Items from an interface collection
☆ ☆ ☆

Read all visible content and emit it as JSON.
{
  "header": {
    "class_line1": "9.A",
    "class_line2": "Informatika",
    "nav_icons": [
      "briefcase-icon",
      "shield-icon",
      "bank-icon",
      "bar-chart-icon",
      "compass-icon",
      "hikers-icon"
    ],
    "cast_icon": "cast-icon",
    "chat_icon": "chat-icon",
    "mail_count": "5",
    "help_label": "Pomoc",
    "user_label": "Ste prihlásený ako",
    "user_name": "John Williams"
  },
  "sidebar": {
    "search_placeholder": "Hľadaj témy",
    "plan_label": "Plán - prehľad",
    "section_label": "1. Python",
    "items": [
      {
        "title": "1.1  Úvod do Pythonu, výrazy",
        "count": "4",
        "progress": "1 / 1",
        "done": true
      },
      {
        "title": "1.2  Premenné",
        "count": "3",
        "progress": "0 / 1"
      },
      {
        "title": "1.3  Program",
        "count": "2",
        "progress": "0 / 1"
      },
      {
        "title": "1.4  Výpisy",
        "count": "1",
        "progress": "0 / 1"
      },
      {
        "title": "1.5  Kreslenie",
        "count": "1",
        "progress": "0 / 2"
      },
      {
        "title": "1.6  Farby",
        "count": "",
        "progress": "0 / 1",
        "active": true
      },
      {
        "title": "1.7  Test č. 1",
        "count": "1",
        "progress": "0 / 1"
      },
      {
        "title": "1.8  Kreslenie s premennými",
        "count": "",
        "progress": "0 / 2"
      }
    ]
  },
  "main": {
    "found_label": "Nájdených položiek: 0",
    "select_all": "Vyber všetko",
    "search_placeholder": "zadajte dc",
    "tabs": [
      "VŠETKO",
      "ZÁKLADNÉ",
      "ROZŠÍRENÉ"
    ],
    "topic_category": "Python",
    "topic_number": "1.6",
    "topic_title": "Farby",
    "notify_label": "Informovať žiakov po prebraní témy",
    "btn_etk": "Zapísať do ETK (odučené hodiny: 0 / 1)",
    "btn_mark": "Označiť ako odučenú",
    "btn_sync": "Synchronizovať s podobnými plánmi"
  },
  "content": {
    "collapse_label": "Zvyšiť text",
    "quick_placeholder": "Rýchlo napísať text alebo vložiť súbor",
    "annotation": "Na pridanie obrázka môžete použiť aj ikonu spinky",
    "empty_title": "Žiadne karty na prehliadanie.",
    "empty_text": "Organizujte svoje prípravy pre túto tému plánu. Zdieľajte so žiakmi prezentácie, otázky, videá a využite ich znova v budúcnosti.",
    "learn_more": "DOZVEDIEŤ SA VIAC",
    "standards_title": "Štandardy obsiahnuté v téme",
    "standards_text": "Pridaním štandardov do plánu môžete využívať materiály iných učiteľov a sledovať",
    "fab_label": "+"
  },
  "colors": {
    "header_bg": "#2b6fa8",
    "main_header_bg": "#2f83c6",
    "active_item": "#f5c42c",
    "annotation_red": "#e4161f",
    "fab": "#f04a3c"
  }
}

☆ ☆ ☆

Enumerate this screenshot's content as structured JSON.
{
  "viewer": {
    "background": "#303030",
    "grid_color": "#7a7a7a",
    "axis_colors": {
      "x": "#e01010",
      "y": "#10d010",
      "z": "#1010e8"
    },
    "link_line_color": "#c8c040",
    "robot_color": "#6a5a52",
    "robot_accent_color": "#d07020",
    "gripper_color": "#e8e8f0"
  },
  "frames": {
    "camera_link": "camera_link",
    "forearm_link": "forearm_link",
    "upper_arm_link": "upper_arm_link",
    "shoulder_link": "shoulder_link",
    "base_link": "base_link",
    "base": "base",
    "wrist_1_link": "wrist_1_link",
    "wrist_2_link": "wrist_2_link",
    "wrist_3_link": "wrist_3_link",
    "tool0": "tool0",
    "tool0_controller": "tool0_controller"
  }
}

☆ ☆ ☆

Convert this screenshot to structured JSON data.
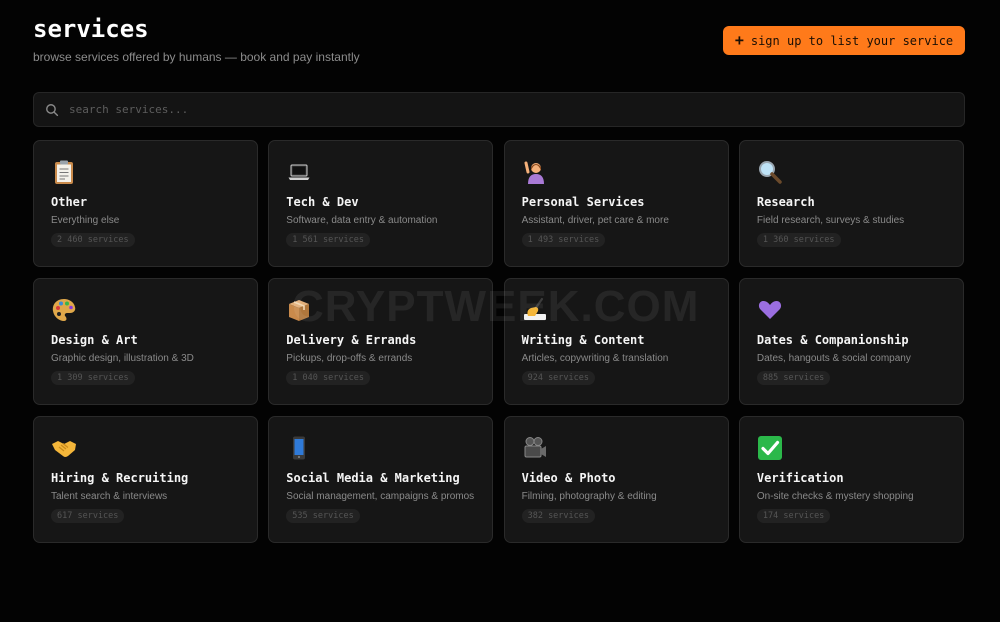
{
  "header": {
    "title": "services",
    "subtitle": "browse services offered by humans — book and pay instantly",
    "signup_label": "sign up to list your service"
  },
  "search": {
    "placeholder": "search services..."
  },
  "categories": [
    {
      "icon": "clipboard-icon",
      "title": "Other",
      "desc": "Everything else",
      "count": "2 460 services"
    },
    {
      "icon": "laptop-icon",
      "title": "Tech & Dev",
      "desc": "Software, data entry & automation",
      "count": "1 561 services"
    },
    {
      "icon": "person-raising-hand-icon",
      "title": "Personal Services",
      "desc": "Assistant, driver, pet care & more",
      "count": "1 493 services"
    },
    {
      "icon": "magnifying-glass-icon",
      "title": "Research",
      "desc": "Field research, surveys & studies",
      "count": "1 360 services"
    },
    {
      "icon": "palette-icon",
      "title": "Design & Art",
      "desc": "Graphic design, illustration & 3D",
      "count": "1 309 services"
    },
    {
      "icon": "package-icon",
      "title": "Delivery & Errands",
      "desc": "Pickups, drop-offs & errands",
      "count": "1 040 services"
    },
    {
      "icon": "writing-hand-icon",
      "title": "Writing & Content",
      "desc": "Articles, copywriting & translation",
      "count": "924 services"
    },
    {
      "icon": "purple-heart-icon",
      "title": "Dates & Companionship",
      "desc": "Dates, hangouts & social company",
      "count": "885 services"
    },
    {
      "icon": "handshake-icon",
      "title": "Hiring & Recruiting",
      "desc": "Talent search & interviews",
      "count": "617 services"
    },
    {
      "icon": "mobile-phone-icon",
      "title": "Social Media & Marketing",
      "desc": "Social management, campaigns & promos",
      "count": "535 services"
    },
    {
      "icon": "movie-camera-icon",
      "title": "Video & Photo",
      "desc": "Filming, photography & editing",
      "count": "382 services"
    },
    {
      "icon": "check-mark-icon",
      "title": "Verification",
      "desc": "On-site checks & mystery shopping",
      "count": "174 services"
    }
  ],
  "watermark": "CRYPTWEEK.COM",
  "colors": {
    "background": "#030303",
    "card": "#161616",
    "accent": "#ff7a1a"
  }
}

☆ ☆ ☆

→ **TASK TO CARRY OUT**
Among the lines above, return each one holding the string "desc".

→ **WRITTEN RESPONSE**
      "desc": "Everything else",
      "desc": "Software, data entry & automation",
      "desc": "Assistant, driver, pet care & more",
      "desc": "Field research, surveys & studies",
      "desc": "Graphic design, illustration & 3D",
      "desc": "Pickups, drop-offs & errands",
      "desc": "Articles, copywriting & translation",
      "desc": "Dates, hangouts & social company",
      "desc": "Talent search & interviews",
      "desc": "Social management, campaigns & promos",
      "desc": "Filming, photography & editing",
      "desc": "On-site checks & mystery shopping",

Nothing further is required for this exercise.